This is one of the vital ways of getting your shots accurate. Proper form comes from proper stance. Let us suppose that the target is at 12 o'clock on a clock face. If you are a right-handed shooter, you should stand facing 3 o'clock; if you are a leftie, you are supposed to stand facing 9 o'clock. Do not forget to spread your legs shoulder-length apart. Once you have achieved this feat, focus on your grip.
Extend your bow arm and form a 'V' with your forefinger and thumb. While shooting, place the bow in the exact middle of this 'V' and relax your fingers. In this position, your knuckles should extend downwards at an angle to the riser. If you are holding the bow grip like a pistol, then you are doing it wrong. Take extra care with your grip because a slipped one can cause a number of mishaps. The only way to know that you have perfected your grip is to watch your arrow move dead towards the target when you release the string.
The Bigger the Better
Did you know that heavier and longer bows are easier to shoot accurately with? A little experiment was performed to check the validity of this. And the results were in favor of the longer bows for long ranges. This is why competition models are available in 40+ inches. The accuracy achieved is better and blunders are reduced. Even though ultra-light bows are easier to carry and maneuver, a longer bow is always recommended when it comes to long range archery.
Remember, there is no shortcut to archery, no app, no easy way out. All you need to do is, follow the guidelines and gather some good practice under your belt. So get over your mistakes, go out there and shoot to your heart's content. Don't forget to have fun while you are at it.

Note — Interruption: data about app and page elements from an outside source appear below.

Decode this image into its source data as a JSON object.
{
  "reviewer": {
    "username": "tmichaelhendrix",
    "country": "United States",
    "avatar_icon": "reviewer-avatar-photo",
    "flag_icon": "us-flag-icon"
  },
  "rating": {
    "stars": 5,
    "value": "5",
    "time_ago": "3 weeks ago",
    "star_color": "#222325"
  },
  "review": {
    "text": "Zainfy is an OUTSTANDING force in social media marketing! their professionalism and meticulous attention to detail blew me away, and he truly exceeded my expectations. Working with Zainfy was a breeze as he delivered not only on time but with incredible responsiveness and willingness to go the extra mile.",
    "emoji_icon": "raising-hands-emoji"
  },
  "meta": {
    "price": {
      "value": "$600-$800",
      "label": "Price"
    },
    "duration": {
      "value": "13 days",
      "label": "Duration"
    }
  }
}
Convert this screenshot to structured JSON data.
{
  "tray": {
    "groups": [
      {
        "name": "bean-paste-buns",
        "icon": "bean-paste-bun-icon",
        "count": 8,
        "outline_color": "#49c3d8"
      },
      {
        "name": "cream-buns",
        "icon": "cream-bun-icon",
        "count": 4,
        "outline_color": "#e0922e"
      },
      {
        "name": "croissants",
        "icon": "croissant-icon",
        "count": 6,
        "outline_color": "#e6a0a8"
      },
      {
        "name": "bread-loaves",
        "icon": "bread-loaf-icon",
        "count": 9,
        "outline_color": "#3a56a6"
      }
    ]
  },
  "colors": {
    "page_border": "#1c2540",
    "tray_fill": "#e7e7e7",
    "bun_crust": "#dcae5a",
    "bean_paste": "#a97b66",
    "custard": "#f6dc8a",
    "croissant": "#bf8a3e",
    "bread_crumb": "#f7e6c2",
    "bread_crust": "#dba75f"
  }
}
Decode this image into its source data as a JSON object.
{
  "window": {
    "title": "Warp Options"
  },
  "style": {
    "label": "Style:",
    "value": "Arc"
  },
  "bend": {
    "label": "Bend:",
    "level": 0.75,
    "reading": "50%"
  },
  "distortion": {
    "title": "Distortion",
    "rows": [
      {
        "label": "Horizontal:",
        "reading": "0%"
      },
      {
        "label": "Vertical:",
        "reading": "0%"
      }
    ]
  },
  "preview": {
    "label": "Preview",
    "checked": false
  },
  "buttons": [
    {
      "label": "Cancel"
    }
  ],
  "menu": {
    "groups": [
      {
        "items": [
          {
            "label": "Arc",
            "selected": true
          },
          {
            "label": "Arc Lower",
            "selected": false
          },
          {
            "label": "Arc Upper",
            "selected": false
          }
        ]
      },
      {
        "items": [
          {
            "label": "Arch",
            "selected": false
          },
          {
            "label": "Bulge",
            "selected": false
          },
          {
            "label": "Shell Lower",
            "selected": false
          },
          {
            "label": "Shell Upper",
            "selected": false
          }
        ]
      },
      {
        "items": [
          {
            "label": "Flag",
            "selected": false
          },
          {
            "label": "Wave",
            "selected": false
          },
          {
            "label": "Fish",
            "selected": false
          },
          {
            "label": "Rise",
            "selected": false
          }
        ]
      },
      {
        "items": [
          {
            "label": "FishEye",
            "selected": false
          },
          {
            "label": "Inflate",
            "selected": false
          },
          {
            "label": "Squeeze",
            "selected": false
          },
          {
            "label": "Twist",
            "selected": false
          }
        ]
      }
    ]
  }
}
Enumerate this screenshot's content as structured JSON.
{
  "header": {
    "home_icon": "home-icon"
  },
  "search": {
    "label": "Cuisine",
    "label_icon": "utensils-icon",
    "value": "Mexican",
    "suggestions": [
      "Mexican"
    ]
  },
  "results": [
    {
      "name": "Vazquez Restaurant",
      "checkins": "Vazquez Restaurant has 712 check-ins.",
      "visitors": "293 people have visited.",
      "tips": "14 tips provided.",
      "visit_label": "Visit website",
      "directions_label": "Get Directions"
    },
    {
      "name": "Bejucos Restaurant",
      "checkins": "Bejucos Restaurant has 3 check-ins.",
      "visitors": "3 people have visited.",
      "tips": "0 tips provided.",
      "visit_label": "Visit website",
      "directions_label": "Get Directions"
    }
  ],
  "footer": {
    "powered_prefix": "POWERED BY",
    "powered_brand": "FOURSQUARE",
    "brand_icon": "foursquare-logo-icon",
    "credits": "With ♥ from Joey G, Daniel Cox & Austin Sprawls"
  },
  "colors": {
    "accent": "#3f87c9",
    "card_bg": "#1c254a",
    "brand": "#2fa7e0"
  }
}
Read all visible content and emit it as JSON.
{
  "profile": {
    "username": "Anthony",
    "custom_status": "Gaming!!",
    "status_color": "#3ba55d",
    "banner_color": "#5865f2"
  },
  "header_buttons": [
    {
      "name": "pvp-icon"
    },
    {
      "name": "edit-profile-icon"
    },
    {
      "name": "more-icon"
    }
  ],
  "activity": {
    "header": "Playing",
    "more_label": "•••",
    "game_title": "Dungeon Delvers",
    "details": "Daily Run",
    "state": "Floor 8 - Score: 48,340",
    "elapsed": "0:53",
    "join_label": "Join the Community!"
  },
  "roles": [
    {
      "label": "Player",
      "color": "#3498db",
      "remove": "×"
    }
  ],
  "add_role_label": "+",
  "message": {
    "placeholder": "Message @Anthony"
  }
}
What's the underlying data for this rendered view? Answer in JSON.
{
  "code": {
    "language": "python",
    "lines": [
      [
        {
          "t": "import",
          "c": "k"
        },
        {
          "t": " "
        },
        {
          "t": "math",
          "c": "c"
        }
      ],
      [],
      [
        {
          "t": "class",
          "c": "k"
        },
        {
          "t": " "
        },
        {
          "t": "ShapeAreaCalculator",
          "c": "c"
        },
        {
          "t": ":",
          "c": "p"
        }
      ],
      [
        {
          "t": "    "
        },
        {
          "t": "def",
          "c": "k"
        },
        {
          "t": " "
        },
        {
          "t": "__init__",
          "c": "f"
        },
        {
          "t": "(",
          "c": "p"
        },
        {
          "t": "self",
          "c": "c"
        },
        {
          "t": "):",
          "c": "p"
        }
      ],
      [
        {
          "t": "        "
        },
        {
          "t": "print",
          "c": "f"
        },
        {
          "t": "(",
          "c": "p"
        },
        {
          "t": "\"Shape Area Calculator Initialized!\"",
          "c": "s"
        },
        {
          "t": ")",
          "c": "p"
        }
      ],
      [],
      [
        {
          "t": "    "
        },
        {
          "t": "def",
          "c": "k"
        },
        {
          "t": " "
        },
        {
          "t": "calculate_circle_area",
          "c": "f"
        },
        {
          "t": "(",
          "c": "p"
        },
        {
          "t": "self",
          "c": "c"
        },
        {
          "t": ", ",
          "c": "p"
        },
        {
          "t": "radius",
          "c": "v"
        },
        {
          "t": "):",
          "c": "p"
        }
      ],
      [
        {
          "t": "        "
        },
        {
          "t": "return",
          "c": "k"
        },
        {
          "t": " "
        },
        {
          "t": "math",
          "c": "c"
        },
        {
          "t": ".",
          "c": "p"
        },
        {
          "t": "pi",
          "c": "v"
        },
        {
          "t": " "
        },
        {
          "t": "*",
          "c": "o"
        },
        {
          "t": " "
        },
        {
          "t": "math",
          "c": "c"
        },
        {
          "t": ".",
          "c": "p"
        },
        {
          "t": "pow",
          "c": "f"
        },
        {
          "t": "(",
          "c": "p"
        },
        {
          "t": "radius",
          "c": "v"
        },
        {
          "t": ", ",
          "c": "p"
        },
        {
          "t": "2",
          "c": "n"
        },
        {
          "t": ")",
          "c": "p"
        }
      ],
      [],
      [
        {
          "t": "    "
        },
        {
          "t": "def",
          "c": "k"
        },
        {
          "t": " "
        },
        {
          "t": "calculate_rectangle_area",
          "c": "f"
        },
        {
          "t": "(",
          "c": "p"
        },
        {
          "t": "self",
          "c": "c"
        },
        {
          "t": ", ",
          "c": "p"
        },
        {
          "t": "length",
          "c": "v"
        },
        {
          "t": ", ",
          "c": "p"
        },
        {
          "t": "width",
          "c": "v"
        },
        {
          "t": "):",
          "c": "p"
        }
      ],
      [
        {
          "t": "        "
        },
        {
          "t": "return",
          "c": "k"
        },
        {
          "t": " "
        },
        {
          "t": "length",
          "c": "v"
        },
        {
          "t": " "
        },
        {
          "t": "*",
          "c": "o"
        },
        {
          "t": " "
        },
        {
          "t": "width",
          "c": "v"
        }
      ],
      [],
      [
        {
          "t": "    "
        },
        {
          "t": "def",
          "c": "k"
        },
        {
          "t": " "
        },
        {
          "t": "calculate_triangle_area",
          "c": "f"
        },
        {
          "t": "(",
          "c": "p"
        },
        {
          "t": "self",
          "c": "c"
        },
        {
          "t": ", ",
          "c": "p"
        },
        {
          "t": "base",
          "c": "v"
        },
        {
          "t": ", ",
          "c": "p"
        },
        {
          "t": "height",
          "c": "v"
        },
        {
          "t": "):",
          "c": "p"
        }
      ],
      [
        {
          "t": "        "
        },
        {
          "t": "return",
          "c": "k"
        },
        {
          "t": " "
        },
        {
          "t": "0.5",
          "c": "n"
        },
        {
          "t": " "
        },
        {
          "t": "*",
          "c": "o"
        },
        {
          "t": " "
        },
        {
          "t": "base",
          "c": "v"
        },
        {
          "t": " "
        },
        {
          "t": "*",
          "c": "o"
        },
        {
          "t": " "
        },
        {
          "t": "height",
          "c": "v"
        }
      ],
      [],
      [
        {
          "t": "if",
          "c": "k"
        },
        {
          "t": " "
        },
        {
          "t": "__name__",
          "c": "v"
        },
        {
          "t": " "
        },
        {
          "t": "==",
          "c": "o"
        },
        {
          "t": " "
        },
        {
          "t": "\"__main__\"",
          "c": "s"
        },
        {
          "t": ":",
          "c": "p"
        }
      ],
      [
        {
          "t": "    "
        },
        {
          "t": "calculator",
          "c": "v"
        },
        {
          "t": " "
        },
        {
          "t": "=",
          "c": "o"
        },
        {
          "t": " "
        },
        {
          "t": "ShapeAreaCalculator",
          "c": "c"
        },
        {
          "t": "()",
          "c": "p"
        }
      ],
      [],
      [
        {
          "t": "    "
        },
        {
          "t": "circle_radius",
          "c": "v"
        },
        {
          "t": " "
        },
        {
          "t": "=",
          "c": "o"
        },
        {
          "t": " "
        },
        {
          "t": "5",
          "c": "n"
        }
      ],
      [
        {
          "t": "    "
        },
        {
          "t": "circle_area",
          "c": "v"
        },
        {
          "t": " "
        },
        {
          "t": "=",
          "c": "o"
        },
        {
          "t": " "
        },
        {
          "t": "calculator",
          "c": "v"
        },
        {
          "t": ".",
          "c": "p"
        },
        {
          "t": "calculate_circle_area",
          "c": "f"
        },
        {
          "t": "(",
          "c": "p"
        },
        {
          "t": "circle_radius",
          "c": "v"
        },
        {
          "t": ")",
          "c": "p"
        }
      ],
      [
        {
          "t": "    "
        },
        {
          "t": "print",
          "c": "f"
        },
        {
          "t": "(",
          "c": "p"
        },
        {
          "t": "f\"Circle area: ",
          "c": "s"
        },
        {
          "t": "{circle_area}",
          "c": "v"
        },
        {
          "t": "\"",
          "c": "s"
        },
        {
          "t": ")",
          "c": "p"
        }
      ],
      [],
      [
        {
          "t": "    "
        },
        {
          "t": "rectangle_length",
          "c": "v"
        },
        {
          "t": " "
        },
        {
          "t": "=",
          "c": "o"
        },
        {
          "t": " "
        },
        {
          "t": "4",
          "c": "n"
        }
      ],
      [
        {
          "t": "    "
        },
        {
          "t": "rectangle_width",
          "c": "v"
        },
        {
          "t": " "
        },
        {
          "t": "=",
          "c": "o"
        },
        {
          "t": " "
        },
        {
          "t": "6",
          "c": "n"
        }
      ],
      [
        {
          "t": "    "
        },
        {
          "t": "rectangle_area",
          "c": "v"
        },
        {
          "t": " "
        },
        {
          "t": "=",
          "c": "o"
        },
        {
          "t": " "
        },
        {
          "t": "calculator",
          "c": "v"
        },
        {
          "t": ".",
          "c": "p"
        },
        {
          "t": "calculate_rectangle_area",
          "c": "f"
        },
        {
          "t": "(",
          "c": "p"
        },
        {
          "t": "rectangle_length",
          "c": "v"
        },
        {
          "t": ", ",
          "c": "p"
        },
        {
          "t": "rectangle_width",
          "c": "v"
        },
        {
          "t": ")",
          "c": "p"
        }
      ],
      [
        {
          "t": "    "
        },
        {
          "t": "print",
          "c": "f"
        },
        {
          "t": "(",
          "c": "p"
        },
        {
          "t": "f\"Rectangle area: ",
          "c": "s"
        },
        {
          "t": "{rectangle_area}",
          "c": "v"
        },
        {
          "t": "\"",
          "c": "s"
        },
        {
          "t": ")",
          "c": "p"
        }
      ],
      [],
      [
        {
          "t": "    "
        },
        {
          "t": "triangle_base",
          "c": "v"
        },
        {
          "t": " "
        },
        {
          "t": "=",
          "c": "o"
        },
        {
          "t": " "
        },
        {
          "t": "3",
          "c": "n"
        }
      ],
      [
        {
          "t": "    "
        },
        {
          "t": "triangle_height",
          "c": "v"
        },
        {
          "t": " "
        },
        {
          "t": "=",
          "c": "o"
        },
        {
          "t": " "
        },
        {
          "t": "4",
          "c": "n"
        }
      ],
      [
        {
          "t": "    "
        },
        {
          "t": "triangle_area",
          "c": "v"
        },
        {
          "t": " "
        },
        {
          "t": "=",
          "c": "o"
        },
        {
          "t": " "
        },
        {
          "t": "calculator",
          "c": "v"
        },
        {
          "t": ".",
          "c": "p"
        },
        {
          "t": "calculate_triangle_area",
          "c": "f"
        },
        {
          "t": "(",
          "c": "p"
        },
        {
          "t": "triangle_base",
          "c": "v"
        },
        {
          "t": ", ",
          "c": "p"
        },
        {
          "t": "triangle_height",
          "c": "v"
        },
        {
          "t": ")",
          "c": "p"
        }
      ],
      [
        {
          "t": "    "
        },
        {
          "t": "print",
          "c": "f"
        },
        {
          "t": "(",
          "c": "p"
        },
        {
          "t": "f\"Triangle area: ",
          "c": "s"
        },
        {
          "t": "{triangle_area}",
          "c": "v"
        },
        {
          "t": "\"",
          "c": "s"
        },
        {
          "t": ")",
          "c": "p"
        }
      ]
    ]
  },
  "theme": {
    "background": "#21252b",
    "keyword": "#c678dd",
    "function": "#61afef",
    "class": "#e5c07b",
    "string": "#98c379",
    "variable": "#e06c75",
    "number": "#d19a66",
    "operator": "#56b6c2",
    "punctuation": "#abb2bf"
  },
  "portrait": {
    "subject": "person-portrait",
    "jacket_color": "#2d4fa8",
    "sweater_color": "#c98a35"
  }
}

Katie Smith, a freelance writer, is expert in writing high quality content related to unique sports lessons for popular online publications. Archery interests him most. He receives professional training from archery texas.